Tig Notaro: Boyish-Girl Interrupted
Tig Notaro, a stand-up comedian best known for her role on the Sarah Silverman Program, is bringing a show up to Edinburgh for the first time. Last year, she got rave reviews for a brutally honest show that included announcing her breast cancer on stage. Thankfully, she’s now in remission, and she’s enigmatically explained that her new show will be “just me doing my stuff“.
6:45pm, Gilded Balloon, £14.00
Hannah Gadsby: Happiness is a Bedside Table
Hannah Gadsby’s comedy show is a bit darker than last year’s hit Hannah Wants a Wife, which looked at gender stereotypes through art history and time travel. She uses comments from an online troll as the starting point for the story of her weight and body image issues, and the hilarious situations they’ve trapped her in.
4.30pm, Assembly Roxy, £9.00
Take a Break!
Word of Mouth Café is a really good place to sit out a hangover in ethical comfort – they recycle, source locally and do the best veggie fry-ups in town. They also put on the odd LGBT spoken word night, so have a look out for flyers. Other great places for non-theatre-based hang-outs include gay bar The Street’s pub quiz at 9 p.m. on Wednesdays and the Hunt & Darton Cafe, which is a fully-functioning art installation with – when I went – broccoli-themed waitresses.

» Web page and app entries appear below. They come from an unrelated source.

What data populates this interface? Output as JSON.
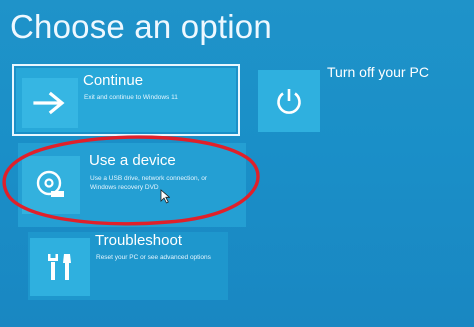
{
  "page_title": "Choose an option",
  "options": [
    {
      "id": "continue",
      "title": "Continue",
      "description": "Exit and continue to Windows 11",
      "icon": "arrow-right-icon"
    },
    {
      "id": "turn_off",
      "title": "Turn off your PC",
      "icon": "power-icon"
    },
    {
      "id": "use_device",
      "title": "Use a device",
      "description_line1": "Use a USB drive, network connection, or",
      "description_line2": "Windows recovery DVD",
      "icon": "disc-drive-icon"
    },
    {
      "id": "troubleshoot",
      "title": "Troubleshoot",
      "description": "Reset your PC or see advanced options",
      "icon": "tools-icon"
    }
  ],
  "colors": {
    "background": "#1a8fc8",
    "tile": "#2fb0df",
    "highlight_outline": "#e0202a"
  }
}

It was tough making this list; the Edinburgh line-up is so huge and sprawling and uncategorised that finding any path through it is a struggle. Any Autostraddlers at the Fringe this year? What have you seen that you think is worth a look?
The festival runs until the 26th August, as do all these shows unless otherwise stated. Tickets and more information on www.edfringe.com Prices vary, and there are also concessions and half price deals available.